Arnhem, 06 April 2021 — The DDoS Clearing House has been designated a ‘key innovation’ by the European Commission and selected for the Commission’s Innovation Radar. The DDoS Clearing House is a system that enables organisations targeted by DDoS attacks to measure attack characteristics and share the information with other member organisations. The concept is being developed by SIDN, SURF, the University of Twente and other members of the European CONCORDIA project. In the Netherlands, the clearing house will be used by the National Anti-DDoS Coalition, whose members include the Dutch National Internet Providers Management Organization, internet service providers, internet exchanges, the Dutch Payments Association, various government bodies and Digital Infrastructure Netherlands.
The DDoS Clearing House is a collaborative system that enables participating service providers to automatically share the characteristics of incoming DDoS attacks in the form of ‘DDoS fingerprints’. Other clearing house members can then be on the alert for new attacks and know what to look out for. Armed with the fingerprint data, potential victims are able to prepare their infrastructures accordingly. Comparison of a new DDoS attack’s fingerprint with details of earlier attacks recorded in the clearing house also helps members decide on the best defence strategy.
The European Commission’s Joint Research Centre (JRC) has identified the DDoS Clearing House as an innovation with great market potential. The clearing house is currently designated ‘Tech Ready’, meaning that the technology underpinning the system is at an advanced stage of maturity. Progression to the final ‘Market Ready’ stage will require market research and formulation of a business plan, for example.
Over the coming summer, the National Anti-DDoS Coalition will run a DDoS Clearing House pilot project. Octavia de Weerdt, CEO of the National Internet Providers Management Organization (NBIP), one of the Coalition’s members, confirmed, “The DDoS Clearing House is one of our coalition’s most important initiatives. Recognition by the EC emphasises that effective protection against DDoS attacks is not merely a question of fending off individual attacks.
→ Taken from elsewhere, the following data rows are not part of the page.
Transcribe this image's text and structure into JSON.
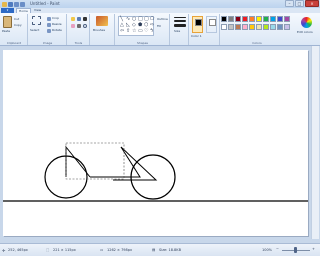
{
  "window": {
    "title": "Untitled - Paint"
  },
  "tabs": {
    "menu": "▾",
    "home": "Home",
    "view": "View"
  },
  "ribbon": {
    "clipboard": {
      "label": "Clipboard",
      "paste": "Paste",
      "cut": "Cut",
      "copy": "Copy"
    },
    "image": {
      "label": "Image",
      "select": "Select",
      "crop": "Crop",
      "resize": "Resize",
      "rotate": "Rotate"
    },
    "tools": {
      "label": "Tools",
      "brushes": "Brushes"
    },
    "shapes": {
      "label": "Shapes",
      "outline": "Outline",
      "fill": "Fill"
    },
    "size": {
      "label": "Size"
    },
    "colors": {
      "label": "Colors",
      "color1": "Color 1",
      "color2": "Color 2",
      "edit": "Edit colors",
      "swatches": [
        "#000000",
        "#7f7f7f",
        "#880015",
        "#ed1c24",
        "#ff7f27",
        "#fff200",
        "#22b14c",
        "#00a2e8",
        "#3f48cc",
        "#a349a4",
        "#ffffff",
        "#c3c3c3",
        "#b97a57",
        "#ffaec9",
        "#ffc90e",
        "#efe4b0",
        "#b5e61d",
        "#99d9ea",
        "#7092be",
        "#c8bfe7"
      ]
    }
  },
  "status": {
    "cursor": "252, 465px",
    "selection": "221 × 115px",
    "image_size": "1262 × 798px",
    "file_size": "Size: 18.8KB",
    "zoom": "100%"
  },
  "icons": {
    "menu": "paint-menu-icon",
    "pencil": "pencil-icon",
    "fill": "fill-icon",
    "eraser": "eraser-icon",
    "picker": "color-picker-icon",
    "magnifier": "magnifier-icon"
  }
}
It also depends on identifying and sharing DDoS patterns. And collaboration is vital for that. Sharing data and ideas makes us all stronger.” NBIP is a not-for-profit foundation that operates the National DDoS Scrubber, ‘NaWas’, which is widely used in the Netherlands to repel DDoS attacks.
“To make Europe more digitally sovereign, we need a better understanding of DDoS attacks, since communication networks are a pillar of the European digital infrastructure. The DDoS Clearing House is of great value in this, because it provides organisations with more insights and data on DDoS attacks. This is extremely important for a better understanding of DDoS attacks in developing appropriate mitigation actions. In addition, the data on DDoS attacks helps to further develop European anti-DDoS platforms and ecosystems. That is quite challenging, since DDoS data is often ‘locked’ in the systems of anti-DDoS vendors outside Europe. We are therefore delighted that the EC Innovation Radar has identified the DDoS Clearing House as an important EU-supported innovation,” said Professor Gabi Dreo, Coordinator of CONCORDIA.
As Director of SIDN Labs and Associate Professor at the University of Twente, Cristian Hesselman is closely involved with both the CONCORDIA project and the National Anti-DDoS Coalition. “Recognition of the clearing house’s value by the European Commission demonstrates that, with this platform, we can take collaborative defence against DDoS attacks to a new level,” he said. “We hope that the move will raise the profile of the initiative, so that other groups and organisations start using this open-source technology. We attach great importance to the communal benefit of enhanced DDoS resilience. The clearing house makes a significant contribution to that goal by promoting internet security and stability in the Netherlands, Europe and beyond.”
For more information about how the JRC assesses the potential and maturity of innovations, see the Innovation Radar website: https://www.innoradar.eu/methodology.